DATA PROVIDED Block Start

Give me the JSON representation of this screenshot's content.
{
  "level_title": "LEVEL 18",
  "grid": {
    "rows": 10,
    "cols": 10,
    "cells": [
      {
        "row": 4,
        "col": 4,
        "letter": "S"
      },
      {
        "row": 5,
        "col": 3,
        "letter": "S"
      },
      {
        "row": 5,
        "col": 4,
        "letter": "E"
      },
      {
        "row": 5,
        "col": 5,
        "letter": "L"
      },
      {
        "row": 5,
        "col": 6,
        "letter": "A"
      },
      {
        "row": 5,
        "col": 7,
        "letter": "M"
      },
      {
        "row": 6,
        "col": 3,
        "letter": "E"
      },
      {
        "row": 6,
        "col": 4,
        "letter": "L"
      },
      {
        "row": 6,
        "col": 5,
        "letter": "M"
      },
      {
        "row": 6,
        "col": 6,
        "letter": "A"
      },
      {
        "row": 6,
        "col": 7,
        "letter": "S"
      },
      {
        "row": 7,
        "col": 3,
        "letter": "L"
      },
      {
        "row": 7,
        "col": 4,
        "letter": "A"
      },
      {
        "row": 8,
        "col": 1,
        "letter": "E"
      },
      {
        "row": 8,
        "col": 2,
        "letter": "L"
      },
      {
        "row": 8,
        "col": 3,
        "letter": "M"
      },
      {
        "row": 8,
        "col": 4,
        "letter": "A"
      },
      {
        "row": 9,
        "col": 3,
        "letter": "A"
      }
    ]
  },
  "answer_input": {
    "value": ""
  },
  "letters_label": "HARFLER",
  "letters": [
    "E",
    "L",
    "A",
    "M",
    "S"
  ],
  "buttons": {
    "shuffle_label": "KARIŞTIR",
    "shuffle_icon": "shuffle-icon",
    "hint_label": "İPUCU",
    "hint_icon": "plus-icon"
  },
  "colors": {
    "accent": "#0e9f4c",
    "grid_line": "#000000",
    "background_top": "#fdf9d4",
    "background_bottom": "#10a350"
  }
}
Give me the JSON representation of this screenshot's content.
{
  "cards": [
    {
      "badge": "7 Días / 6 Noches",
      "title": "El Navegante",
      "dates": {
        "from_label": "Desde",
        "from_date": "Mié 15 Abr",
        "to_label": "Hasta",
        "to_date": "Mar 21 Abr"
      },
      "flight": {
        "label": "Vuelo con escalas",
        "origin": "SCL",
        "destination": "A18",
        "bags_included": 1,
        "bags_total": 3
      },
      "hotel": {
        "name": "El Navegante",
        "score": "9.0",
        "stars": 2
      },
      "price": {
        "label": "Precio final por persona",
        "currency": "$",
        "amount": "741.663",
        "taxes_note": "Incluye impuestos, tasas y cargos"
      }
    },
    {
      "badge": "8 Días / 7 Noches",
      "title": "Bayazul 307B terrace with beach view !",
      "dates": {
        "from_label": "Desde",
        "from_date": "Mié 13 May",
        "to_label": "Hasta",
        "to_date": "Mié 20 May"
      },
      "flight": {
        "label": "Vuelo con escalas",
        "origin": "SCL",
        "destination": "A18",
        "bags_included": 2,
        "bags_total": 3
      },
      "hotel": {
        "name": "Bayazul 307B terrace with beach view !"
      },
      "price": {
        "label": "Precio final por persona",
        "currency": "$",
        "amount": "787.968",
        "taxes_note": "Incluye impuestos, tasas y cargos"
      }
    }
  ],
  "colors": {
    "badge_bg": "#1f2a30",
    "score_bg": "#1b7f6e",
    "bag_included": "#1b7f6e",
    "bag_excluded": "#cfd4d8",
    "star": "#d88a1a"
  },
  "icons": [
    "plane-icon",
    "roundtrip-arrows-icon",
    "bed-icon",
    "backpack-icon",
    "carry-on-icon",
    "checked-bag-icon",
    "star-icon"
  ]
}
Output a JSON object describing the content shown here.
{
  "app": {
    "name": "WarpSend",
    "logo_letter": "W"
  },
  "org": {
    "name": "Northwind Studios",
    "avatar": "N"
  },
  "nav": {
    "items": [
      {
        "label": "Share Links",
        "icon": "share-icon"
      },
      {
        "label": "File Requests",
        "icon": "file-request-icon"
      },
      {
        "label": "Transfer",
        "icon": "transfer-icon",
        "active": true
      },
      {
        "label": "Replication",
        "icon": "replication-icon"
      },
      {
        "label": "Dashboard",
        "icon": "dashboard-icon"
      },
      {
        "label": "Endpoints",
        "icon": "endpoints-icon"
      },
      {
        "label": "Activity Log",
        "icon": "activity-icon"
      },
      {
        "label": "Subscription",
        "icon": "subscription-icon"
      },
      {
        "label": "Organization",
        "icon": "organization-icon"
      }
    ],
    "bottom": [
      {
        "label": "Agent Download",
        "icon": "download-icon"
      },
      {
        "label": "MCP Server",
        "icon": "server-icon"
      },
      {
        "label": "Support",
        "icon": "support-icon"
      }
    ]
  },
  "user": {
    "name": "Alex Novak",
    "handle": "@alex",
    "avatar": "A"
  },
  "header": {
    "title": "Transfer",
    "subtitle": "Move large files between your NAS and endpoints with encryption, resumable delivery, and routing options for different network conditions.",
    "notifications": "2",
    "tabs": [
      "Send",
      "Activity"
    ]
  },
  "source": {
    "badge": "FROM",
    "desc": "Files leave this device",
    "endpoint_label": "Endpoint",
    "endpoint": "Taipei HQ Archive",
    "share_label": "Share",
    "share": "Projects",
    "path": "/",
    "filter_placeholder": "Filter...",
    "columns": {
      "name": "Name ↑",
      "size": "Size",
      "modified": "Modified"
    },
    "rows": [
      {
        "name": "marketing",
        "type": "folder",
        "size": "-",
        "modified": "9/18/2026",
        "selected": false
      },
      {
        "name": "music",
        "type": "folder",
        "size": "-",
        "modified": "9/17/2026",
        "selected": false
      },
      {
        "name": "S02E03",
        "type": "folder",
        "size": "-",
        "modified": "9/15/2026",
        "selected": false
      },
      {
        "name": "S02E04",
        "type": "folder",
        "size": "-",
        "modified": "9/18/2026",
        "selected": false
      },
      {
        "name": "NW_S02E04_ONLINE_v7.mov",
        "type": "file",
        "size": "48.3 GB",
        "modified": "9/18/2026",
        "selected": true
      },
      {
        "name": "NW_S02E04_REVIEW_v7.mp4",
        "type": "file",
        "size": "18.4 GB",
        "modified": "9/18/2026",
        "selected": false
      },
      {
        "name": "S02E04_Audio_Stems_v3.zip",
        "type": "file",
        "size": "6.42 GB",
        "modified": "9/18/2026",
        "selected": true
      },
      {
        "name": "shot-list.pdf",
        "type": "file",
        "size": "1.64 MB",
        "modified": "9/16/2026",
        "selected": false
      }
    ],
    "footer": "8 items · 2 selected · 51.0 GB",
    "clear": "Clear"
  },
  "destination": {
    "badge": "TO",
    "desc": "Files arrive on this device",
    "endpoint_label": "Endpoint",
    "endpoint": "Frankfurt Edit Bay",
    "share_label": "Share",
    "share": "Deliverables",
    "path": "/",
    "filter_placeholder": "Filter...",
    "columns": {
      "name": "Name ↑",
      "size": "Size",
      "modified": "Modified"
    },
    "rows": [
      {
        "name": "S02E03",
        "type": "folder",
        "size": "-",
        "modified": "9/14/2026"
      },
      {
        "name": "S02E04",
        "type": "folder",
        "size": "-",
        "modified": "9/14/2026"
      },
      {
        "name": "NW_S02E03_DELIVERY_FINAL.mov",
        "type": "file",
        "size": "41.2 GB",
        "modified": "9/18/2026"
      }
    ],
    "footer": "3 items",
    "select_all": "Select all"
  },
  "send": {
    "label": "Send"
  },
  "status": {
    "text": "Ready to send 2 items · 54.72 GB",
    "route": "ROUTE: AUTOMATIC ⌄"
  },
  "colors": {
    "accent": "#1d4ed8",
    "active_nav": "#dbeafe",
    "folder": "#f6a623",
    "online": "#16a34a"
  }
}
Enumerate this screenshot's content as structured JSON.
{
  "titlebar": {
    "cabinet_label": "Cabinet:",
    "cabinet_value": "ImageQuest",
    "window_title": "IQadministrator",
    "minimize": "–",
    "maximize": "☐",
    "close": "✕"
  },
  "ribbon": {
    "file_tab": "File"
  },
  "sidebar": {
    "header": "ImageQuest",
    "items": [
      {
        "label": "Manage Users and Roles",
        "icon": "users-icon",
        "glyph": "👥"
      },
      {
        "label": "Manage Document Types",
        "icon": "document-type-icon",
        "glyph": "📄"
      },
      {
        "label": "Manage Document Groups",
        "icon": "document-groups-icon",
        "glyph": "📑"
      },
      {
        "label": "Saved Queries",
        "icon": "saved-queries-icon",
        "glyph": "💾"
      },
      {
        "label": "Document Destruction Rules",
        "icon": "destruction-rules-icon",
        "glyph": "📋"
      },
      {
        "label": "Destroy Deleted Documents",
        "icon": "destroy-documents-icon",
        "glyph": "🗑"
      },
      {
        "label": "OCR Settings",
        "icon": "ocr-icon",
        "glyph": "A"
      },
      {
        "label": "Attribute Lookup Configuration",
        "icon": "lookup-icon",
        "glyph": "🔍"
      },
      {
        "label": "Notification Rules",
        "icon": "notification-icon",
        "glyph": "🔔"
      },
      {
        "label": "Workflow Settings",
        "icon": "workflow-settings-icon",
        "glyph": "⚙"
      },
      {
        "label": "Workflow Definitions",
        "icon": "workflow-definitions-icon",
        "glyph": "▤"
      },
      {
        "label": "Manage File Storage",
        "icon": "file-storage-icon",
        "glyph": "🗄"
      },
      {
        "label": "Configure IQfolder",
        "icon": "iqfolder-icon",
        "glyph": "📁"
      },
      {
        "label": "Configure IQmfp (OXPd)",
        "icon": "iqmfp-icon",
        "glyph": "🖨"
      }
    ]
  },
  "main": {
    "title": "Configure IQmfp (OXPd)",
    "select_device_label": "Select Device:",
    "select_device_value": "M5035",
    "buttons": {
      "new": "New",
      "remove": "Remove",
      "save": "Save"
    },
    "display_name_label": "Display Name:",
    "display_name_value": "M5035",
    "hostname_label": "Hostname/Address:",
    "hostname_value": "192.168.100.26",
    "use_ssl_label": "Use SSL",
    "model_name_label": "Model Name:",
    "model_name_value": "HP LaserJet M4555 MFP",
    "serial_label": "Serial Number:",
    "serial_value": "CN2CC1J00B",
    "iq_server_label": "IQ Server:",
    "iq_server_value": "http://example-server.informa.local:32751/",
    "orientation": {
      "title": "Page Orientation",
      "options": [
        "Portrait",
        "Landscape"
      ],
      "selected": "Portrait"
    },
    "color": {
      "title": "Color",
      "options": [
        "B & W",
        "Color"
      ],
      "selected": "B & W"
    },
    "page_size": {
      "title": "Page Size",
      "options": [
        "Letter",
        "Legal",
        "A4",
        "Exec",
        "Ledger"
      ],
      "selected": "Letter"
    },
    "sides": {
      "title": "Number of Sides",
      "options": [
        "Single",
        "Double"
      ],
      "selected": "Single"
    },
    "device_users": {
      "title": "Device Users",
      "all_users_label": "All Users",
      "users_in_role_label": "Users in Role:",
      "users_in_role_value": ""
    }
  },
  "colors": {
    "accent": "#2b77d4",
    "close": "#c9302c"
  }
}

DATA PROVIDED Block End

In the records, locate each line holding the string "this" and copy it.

[WRITTEN REPLY]
Give me the JSON representation of this screenshot's content.
Give me the JSON representation of this screenshot's content.
    "desc": "Files leave this device",
    "desc": "Files arrive on this device",
Enumerate this screenshot's content as structured JSON.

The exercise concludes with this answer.